▶ **DATA FOR REVIEW**

= = =

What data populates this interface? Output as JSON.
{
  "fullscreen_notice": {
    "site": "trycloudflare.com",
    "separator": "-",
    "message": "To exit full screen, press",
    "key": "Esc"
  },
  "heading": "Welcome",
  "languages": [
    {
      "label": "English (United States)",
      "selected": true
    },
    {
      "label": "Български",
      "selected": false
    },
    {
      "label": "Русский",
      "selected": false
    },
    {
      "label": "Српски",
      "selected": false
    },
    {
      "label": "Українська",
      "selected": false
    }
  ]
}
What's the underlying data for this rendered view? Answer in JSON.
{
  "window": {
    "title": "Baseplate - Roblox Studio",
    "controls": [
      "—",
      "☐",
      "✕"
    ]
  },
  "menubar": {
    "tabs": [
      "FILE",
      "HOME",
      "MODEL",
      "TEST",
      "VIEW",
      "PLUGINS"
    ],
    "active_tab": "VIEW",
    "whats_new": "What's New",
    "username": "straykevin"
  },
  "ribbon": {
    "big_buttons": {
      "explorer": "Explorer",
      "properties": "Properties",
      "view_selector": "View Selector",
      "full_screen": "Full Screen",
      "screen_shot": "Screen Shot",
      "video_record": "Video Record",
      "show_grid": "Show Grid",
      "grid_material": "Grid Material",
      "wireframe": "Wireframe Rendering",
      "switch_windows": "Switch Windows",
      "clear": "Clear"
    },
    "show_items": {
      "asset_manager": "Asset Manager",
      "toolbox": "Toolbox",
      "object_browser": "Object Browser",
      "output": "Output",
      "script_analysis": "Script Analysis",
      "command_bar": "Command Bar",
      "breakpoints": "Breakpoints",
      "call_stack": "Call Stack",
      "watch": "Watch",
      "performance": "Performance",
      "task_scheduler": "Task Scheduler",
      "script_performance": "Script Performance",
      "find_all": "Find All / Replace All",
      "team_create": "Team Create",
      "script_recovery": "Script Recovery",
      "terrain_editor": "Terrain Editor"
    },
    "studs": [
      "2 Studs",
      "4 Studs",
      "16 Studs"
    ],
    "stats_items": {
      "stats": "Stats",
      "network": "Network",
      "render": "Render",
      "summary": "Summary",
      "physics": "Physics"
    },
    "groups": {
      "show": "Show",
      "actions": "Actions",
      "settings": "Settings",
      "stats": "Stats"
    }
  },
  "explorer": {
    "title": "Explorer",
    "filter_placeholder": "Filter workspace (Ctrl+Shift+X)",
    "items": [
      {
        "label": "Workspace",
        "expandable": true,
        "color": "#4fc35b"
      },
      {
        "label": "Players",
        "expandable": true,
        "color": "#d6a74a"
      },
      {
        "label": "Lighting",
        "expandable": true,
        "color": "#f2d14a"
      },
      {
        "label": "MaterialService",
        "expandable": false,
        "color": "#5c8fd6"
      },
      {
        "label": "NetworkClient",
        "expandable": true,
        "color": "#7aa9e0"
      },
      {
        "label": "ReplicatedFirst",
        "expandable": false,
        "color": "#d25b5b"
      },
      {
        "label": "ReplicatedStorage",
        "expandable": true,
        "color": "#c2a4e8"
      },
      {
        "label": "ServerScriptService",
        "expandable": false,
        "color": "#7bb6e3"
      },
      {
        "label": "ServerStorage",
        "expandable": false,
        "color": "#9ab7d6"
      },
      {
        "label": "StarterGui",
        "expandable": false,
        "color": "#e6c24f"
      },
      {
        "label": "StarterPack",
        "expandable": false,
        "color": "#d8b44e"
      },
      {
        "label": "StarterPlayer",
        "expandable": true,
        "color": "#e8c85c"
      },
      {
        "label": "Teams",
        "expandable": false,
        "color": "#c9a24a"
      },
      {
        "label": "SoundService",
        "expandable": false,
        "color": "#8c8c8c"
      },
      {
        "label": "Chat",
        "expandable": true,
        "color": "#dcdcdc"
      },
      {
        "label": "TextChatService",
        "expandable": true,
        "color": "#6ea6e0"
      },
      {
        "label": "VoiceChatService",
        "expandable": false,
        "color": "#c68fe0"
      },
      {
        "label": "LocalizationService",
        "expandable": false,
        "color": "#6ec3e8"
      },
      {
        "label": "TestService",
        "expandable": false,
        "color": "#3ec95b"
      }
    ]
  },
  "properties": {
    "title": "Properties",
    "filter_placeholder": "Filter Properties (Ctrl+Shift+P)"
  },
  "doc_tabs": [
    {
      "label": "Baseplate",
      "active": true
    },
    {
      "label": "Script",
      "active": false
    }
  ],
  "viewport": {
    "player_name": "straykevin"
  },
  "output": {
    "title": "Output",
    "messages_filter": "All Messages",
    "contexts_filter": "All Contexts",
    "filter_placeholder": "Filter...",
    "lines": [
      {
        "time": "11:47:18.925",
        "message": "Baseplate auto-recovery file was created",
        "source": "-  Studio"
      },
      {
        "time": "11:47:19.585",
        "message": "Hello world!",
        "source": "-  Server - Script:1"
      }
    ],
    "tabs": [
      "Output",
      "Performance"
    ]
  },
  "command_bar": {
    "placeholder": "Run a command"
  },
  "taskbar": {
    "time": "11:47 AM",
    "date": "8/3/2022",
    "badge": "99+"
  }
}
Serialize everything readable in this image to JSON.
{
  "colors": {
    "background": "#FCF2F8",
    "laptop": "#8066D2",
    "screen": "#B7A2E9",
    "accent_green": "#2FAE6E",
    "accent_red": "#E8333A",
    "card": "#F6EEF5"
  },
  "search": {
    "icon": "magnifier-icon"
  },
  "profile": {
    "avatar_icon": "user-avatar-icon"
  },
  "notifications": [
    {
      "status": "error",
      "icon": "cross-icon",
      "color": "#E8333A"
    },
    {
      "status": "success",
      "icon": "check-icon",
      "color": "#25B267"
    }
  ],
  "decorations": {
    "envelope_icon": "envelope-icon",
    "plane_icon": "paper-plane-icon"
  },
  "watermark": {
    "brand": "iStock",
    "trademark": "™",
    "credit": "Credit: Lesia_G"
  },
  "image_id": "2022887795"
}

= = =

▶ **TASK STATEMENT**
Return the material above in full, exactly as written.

▶ **YOUR SOLUTION**
What data populates this interface? Output as JSON.
{
  "fullscreen_notice": {
    "site": "trycloudflare.com",
    "separator": "-",
    "message": "To exit full screen, press",
    "key": "Esc"
  },
  "heading": "Welcome",
  "languages": [
    {
      "label": "English (United States)",
      "selected": true
    },
    {
      "label": "Български",
      "selected": false
    },
    {
      "label": "Русский",
      "selected": false
    },
    {
      "label": "Српски",
      "selected": false
    },
    {
      "label": "Українська",
      "selected": false
    }
  ]
}
What's the underlying data for this rendered view? Answer in JSON.
{
  "window": {
    "title": "Baseplate - Roblox Studio",
    "controls": [
      "—",
      "☐",
      "✕"
    ]
  },
  "menubar": {
    "tabs": [
      "FILE",
      "HOME",
      "MODEL",
      "TEST",
      "VIEW",
      "PLUGINS"
    ],
    "active_tab": "VIEW",
    "whats_new": "What's New",
    "username": "straykevin"
  },
  "ribbon": {
    "big_buttons": {
      "explorer": "Explorer",
      "properties": "Properties",
      "view_selector": "View Selector",
      "full_screen": "Full Screen",
      "screen_shot": "Screen Shot",
      "video_record": "Video Record",
      "show_grid": "Show Grid",
      "grid_material": "Grid Material",
      "wireframe": "Wireframe Rendering",
      "switch_windows": "Switch Windows",
      "clear": "Clear"
    },
    "show_items": {
      "asset_manager": "Asset Manager",
      "toolbox": "Toolbox",
      "object_browser": "Object Browser",
      "output": "Output",
      "script_analysis": "Script Analysis",
      "command_bar": "Command Bar",
      "breakpoints": "Breakpoints",
      "call_stack": "Call Stack",
      "watch": "Watch",
      "performance": "Performance",
      "task_scheduler": "Task Scheduler",
      "script_performance": "Script Performance",
      "find_all": "Find All / Replace All",
      "team_create": "Team Create",
      "script_recovery": "Script Recovery",
      "terrain_editor": "Terrain Editor"
    },
    "studs": [
      "2 Studs",
      "4 Studs",
      "16 Studs"
    ],
    "stats_items": {
      "stats": "Stats",
      "network": "Network",
      "render": "Render",
      "summary": "Summary",
      "physics": "Physics"
    },
    "groups": {
      "show": "Show",
      "actions": "Actions",
      "settings": "Settings",
      "stats": "Stats"
    }
  },
  "explorer": {
    "title": "Explorer",
    "filter_placeholder": "Filter workspace (Ctrl+Shift+X)",
    "items": [
      {
        "label": "Workspace",
        "expandable": true,
        "color": "#4fc35b"
      },
      {
        "label": "Players",
        "expandable": true,
        "color": "#d6a74a"
      },
      {
        "label": "Lighting",
        "expandable": true,
        "color": "#f2d14a"
      },
      {
        "label": "MaterialService",
        "expandable": false,
        "color": "#5c8fd6"
      },
      {
        "label": "NetworkClient",
        "expandable": true,
        "color": "#7aa9e0"
      },
      {
        "label": "ReplicatedFirst",
        "expandable": false,
        "color": "#d25b5b"
      },
      {
        "label": "ReplicatedStorage",
        "expandable": true,
        "color": "#c2a4e8"
      },
      {
        "label": "ServerScriptService",
        "expandable": false,
        "color": "#7bb6e3"
      },
      {
        "label": "ServerStorage",
        "expandable": false,
        "color": "#9ab7d6"
      },
      {
        "label": "StarterGui",
        "expandable": false,
        "color": "#e6c24f"
      },
      {
        "label": "StarterPack",
        "expandable": false,
        "color": "#d8b44e"
      },
      {
        "label": "StarterPlayer",
        "expandable": true,
        "color": "#e8c85c"
      },
      {
        "label": "Teams",
        "expandable": false,
        "color": "#c9a24a"
      },
      {
        "label": "SoundService",
        "expandable": false,
        "color": "#8c8c8c"
      },
      {
        "label": "Chat",
        "expandable": true,
        "color": "#dcdcdc"
      },
      {
        "label": "TextChatService",
        "expandable": true,
        "color": "#6ea6e0"
      },
      {
        "label": "VoiceChatService",
        "expandable": false,
        "color": "#c68fe0"
      },
      {
        "label": "LocalizationService",
        "expandable": false,
        "color": "#6ec3e8"
      },
      {
        "label": "TestService",
        "expandable": false,
        "color": "#3ec95b"
      }
    ]
  },
  "properties": {
    "title": "Properties",
    "filter_placeholder": "Filter Properties (Ctrl+Shift+P)"
  },
  "doc_tabs": [
    {
      "label": "Baseplate",
      "active": true
    },
    {
      "label": "Script",
      "active": false
    }
  ],
  "viewport": {
    "player_name": "straykevin"
  },
  "output": {
    "title": "Output",
    "messages_filter": "All Messages",
    "contexts_filter": "All Contexts",
    "filter_placeholder": "Filter...",
    "lines": [
      {
        "time": "11:47:18.925",
        "message": "Baseplate auto-recovery file was created",
        "source": "-  Studio"
      },
      {
        "time": "11:47:19.585",
        "message": "Hello world!",
        "source": "-  Server - Script:1"
      }
    ],
    "tabs": [
      "Output",
      "Performance"
    ]
  },
  "command_bar": {
    "placeholder": "Run a command"
  },
  "taskbar": {
    "time": "11:47 AM",
    "date": "8/3/2022",
    "badge": "99+"
  }
}
Serialize everything readable in this image to JSON.
{
  "colors": {
    "background": "#FCF2F8",
    "laptop": "#8066D2",
    "screen": "#B7A2E9",
    "accent_green": "#2FAE6E",
    "accent_red": "#E8333A",
    "card": "#F6EEF5"
  },
  "search": {
    "icon": "magnifier-icon"
  },
  "profile": {
    "avatar_icon": "user-avatar-icon"
  },
  "notifications": [
    {
      "status": "error",
      "icon": "cross-icon",
      "color": "#E8333A"
    },
    {
      "status": "success",
      "icon": "check-icon",
      "color": "#25B267"
    }
  ],
  "decorations": {
    "envelope_icon": "envelope-icon",
    "plane_icon": "paper-plane-icon"
  },
  "watermark": {
    "brand": "iStock",
    "trademark": "™",
    "credit": "Credit: Lesia_G"
  },
  "image_id": "2022887795"
}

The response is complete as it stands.